§ **Prompt**
Throughout the entries below, report every line where "title" is found.

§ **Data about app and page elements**

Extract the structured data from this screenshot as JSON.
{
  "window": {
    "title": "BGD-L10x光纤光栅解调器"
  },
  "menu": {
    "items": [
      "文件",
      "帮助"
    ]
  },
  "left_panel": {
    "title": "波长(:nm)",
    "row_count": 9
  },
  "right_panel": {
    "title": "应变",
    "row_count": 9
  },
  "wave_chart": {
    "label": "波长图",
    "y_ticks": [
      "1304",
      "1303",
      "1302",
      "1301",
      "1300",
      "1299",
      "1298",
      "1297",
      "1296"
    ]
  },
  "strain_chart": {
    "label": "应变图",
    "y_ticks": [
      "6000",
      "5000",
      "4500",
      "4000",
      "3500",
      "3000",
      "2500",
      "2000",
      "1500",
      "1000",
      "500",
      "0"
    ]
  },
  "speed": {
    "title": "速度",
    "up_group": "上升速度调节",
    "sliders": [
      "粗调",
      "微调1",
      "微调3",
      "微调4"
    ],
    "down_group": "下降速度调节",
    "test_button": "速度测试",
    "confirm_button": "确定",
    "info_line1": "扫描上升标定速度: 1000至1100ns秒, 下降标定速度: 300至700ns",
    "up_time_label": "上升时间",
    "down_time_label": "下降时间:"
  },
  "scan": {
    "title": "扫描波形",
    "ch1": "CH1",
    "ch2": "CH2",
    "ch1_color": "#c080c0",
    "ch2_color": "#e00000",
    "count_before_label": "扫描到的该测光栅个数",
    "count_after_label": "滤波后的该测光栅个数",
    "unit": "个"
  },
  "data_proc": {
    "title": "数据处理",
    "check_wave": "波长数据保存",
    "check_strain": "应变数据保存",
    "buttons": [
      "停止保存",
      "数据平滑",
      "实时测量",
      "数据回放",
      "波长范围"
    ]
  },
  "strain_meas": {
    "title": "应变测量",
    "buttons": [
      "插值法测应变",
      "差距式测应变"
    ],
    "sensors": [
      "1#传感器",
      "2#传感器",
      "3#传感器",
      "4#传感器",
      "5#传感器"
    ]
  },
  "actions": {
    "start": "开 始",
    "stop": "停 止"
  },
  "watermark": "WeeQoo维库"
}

§ **Answer to this problem**
    "title": "BGD-L10x光纤光栅解调器"
    "title": "波长(:nm)",
    "title": "应变",
    "title": "速度",
    "title": "扫描波形",
    "title": "数据处理",
    "title": "应变测量",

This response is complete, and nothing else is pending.